To do: Set down the entries below exactly as written.

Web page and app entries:
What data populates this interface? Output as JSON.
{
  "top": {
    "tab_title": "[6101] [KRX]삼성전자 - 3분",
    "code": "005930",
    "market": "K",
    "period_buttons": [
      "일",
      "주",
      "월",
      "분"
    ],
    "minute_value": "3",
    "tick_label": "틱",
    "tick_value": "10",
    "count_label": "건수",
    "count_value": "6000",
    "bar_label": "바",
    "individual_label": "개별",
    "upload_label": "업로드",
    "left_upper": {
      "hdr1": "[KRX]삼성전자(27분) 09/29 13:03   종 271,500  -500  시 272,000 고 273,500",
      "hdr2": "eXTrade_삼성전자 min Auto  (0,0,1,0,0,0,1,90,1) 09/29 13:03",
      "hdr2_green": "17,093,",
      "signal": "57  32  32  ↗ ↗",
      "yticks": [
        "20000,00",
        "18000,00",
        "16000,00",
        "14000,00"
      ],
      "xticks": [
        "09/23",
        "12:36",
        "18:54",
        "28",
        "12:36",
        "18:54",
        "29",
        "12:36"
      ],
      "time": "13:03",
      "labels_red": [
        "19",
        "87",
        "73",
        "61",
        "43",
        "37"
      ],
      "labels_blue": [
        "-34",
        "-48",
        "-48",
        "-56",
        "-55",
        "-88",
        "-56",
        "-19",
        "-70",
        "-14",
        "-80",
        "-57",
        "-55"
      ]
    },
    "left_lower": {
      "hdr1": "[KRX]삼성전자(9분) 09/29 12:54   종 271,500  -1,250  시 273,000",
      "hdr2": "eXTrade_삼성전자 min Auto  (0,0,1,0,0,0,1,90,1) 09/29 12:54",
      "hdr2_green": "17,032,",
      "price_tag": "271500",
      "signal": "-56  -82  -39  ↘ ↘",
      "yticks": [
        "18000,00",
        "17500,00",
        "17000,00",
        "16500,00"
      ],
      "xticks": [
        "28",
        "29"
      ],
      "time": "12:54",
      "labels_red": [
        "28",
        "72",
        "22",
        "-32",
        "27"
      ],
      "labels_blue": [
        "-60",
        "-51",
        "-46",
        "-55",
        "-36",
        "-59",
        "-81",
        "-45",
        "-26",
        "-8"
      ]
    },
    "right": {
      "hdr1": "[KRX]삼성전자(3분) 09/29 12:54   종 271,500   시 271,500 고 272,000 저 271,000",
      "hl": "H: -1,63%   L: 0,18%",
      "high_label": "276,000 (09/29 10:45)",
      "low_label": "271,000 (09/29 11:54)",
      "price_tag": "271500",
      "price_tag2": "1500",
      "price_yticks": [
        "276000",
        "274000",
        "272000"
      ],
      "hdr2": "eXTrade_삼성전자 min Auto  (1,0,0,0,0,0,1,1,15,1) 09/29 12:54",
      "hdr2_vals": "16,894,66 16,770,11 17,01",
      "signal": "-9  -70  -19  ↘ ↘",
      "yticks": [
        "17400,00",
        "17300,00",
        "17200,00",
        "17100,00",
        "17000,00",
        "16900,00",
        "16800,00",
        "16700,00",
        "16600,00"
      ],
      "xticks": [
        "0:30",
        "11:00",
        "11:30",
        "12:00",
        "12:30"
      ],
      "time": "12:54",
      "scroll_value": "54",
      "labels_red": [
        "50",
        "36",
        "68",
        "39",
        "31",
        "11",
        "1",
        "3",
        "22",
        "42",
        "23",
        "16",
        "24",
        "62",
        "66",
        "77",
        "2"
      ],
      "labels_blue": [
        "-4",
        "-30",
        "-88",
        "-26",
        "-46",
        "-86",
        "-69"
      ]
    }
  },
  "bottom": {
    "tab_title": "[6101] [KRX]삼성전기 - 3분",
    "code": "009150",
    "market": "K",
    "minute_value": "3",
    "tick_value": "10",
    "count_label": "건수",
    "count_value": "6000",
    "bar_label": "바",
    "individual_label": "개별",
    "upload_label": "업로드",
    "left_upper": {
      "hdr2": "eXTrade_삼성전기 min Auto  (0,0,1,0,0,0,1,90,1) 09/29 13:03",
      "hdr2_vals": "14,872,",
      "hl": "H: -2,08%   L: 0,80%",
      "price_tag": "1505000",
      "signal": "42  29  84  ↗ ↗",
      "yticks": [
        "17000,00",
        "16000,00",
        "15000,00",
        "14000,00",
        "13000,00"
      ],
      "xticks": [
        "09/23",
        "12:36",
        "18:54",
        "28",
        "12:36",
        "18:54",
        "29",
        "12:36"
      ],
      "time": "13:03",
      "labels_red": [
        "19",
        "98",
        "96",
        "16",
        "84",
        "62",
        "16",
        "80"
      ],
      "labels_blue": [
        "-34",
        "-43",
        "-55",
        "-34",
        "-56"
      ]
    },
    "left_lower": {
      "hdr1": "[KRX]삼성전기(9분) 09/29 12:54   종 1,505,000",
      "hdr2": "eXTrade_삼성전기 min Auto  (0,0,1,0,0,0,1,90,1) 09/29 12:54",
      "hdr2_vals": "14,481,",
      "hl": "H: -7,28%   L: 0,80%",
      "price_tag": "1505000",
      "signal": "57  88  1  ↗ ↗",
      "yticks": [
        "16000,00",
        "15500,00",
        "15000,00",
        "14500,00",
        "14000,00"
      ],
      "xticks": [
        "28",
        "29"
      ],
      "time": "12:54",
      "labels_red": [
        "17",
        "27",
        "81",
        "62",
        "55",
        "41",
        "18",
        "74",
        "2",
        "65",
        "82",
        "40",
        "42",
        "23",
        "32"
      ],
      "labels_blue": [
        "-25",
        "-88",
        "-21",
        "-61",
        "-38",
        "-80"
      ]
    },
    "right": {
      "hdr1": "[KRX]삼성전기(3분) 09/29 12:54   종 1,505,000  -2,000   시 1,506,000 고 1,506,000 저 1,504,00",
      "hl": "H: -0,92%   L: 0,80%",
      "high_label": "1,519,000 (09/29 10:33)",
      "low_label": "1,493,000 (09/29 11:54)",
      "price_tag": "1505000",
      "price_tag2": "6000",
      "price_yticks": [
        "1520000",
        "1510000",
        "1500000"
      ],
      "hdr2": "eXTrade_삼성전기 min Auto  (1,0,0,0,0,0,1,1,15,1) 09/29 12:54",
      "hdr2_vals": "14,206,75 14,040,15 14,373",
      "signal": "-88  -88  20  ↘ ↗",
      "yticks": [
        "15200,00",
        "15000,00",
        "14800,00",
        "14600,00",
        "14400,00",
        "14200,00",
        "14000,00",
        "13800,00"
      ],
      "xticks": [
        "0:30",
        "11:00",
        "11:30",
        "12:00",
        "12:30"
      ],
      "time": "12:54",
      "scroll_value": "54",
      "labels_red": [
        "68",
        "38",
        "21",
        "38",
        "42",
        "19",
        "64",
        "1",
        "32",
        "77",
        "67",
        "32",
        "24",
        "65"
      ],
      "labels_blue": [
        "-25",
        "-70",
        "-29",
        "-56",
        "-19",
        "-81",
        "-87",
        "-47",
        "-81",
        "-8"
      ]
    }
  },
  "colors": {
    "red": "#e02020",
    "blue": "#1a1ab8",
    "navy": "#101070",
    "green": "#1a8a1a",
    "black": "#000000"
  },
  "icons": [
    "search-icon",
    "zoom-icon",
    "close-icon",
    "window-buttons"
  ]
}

Your response:
What data populates this interface? Output as JSON.
{
  "top": {
    "tab_title": "[6101] [KRX]삼성전자 - 3분",
    "code": "005930",
    "market": "K",
    "period_buttons": [
      "일",
      "주",
      "월",
      "분"
    ],
    "minute_value": "3",
    "tick_label": "틱",
    "tick_value": "10",
    "count_label": "건수",
    "count_value": "6000",
    "bar_label": "바",
    "individual_label": "개별",
    "upload_label": "업로드",
    "left_upper": {
      "hdr1": "[KRX]삼성전자(27분) 09/29 13:03   종 271,500  -500  시 272,000 고 273,500",
      "hdr2": "eXTrade_삼성전자 min Auto  (0,0,1,0,0,0,1,90,1) 09/29 13:03",
      "hdr2_green": "17,093,",
      "signal": "57  32  32  ↗ ↗",
      "yticks": [
        "20000,00",
        "18000,00",
        "16000,00",
        "14000,00"
      ],
      "xticks": [
        "09/23",
        "12:36",
        "18:54",
        "28",
        "12:36",
        "18:54",
        "29",
        "12:36"
      ],
      "time": "13:03",
      "labels_red": [
        "19",
        "87",
        "73",
        "61",
        "43",
        "37"
      ],
      "labels_blue": [
        "-34",
        "-48",
        "-48",
        "-56",
        "-55",
        "-88",
        "-56",
        "-19",
        "-70",
        "-14",
        "-80",
        "-57",
        "-55"
      ]
    },
    "left_lower": {
      "hdr1": "[KRX]삼성전자(9분) 09/29 12:54   종 271,500  -1,250  시 273,000",
      "hdr2": "eXTrade_삼성전자 min Auto  (0,0,1,0,0,0,1,90,1) 09/29 12:54",
      "hdr2_green": "17,032,",
      "price_tag": "271500",
      "signal": "-56  -82  -39  ↘ ↘",
      "yticks": [
        "18000,00",
        "17500,00",
        "17000,00",
        "16500,00"
      ],
      "xticks": [
        "28",
        "29"
      ],
      "time": "12:54",
      "labels_red": [
        "28",
        "72",
        "22",
        "-32",
        "27"
      ],
      "labels_blue": [
        "-60",
        "-51",
        "-46",
        "-55",
        "-36",
        "-59",
        "-81",
        "-45",
        "-26",
        "-8"
      ]
    },
    "right": {
      "hdr1": "[KRX]삼성전자(3분) 09/29 12:54   종 271,500   시 271,500 고 272,000 저 271,000",
      "hl": "H: -1,63%   L: 0,18%",
      "high_label": "276,000 (09/29 10:45)",
      "low_label": "271,000 (09/29 11:54)",
      "price_tag": "271500",
      "price_tag2": "1500",
      "price_yticks": [
        "276000",
        "274000",
        "272000"
      ],
      "hdr2": "eXTrade_삼성전자 min Auto  (1,0,0,0,0,0,1,1,15,1) 09/29 12:54",
      "hdr2_vals": "16,894,66 16,770,11 17,01",
      "signal": "-9  -70  -19  ↘ ↘",
      "yticks": [
        "17400,00",
        "17300,00",
        "17200,00",
        "17100,00",
        "17000,00",
        "16900,00",
        "16800,00",
        "16700,00",
        "16600,00"
      ],
      "xticks": [
        "0:30",
        "11:00",
        "11:30",
        "12:00",
        "12:30"
      ],
      "time": "12:54",
      "scroll_value": "54",
      "labels_red": [
        "50",
        "36",
        "68",
        "39",
        "31",
        "11",
        "1",
        "3",
        "22",
        "42",
        "23",
        "16",
        "24",
        "62",
        "66",
        "77",
        "2"
      ],
      "labels_blue": [
        "-4",
        "-30",
        "-88",
        "-26",
        "-46",
        "-86",
        "-69"
      ]
    }
  },
  "bottom": {
    "tab_title": "[6101] [KRX]삼성전기 - 3분",
    "code": "009150",
    "market": "K",
    "minute_value": "3",
    "tick_value": "10",
    "count_label": "건수",
    "count_value": "6000",
    "bar_label": "바",
    "individual_label": "개별",
    "upload_label": "업로드",
    "left_upper": {
      "hdr2": "eXTrade_삼성전기 min Auto  (0,0,1,0,0,0,1,90,1) 09/29 13:03",
      "hdr2_vals": "14,872,",
      "hl": "H: -2,08%   L: 0,80%",
      "price_tag": "1505000",
      "signal": "42  29  84  ↗ ↗",
      "yticks": [
        "17000,00",
        "16000,00",
        "15000,00",
        "14000,00",
        "13000,00"
      ],
      "xticks": [
        "09/23",
        "12:36",
        "18:54",
        "28",
        "12:36",
        "18:54",
        "29",
        "12:36"
      ],
      "time": "13:03",
      "labels_red": [
        "19",
        "98",
        "96",
        "16",
        "84",
        "62",
        "16",
        "80"
      ],
      "labels_blue": [
        "-34",
        "-43",
        "-55",
        "-34",
        "-56"
      ]
    },
    "left_lower": {
      "hdr1": "[KRX]삼성전기(9분) 09/29 12:54   종 1,505,000",
      "hdr2": "eXTrade_삼성전기 min Auto  (0,0,1,0,0,0,1,90,1) 09/29 12:54",
      "hdr2_vals": "14,481,",
      "hl": "H: -7,28%   L: 0,80%",
      "price_tag": "1505000",
      "signal": "57  88  1  ↗ ↗",
      "yticks": [
        "16000,00",
        "15500,00",
        "15000,00",
        "14500,00",
        "14000,00"
      ],
      "xticks": [
        "28",
        "29"
      ],
      "time": "12:54",
      "labels_red": [
        "17",
        "27",
        "81",
        "62",
        "55",
        "41",
        "18",
        "74",
        "2",
        "65",
        "82",
        "40",
        "42",
        "23",
        "32"
      ],
      "labels_blue": [
        "-25",
        "-88",
        "-21",
        "-61",
        "-38",
        "-80"
      ]
    },
    "right": {
      "hdr1": "[KRX]삼성전기(3분) 09/29 12:54   종 1,505,000  -2,000   시 1,506,000 고 1,506,000 저 1,504,00",
      "hl": "H: -0,92%   L: 0,80%",
      "high_label": "1,519,000 (09/29 10:33)",
      "low_label": "1,493,000 (09/29 11:54)",
      "price_tag": "1505000",
      "price_tag2": "6000",
      "price_yticks": [
        "1520000",
        "1510000",
        "1500000"
      ],
      "hdr2": "eXTrade_삼성전기 min Auto  (1,0,0,0,0,0,1,1,15,1) 09/29 12:54",
      "hdr2_vals": "14,206,75 14,040,15 14,373",
      "signal": "-88  -88  20  ↘ ↗",
      "yticks": [
        "15200,00",
        "15000,00",
        "14800,00",
        "14600,00",
        "14400,00",
        "14200,00",
        "14000,00",
        "13800,00"
      ],
      "xticks": [
        "0:30",
        "11:00",
        "11:30",
        "12:00",
        "12:30"
      ],
      "time": "12:54",
      "scroll_value": "54",
      "labels_red": [
        "68",
        "38",
        "21",
        "38",
        "42",
        "19",
        "64",
        "1",
        "32",
        "77",
        "67",
        "32",
        "24",
        "65"
      ],
      "labels_blue": [
        "-25",
        "-70",
        "-29",
        "-56",
        "-19",
        "-81",
        "-87",
        "-47",
        "-81",
        "-8"
      ]
    }
  },
  "colors": {
    "red": "#e02020",
    "blue": "#1a1ab8",
    "navy": "#101070",
    "green": "#1a8a1a",
    "black": "#000000"
  },
  "icons": [
    "search-icon",
    "zoom-icon",
    "close-icon",
    "window-buttons"
  ]
}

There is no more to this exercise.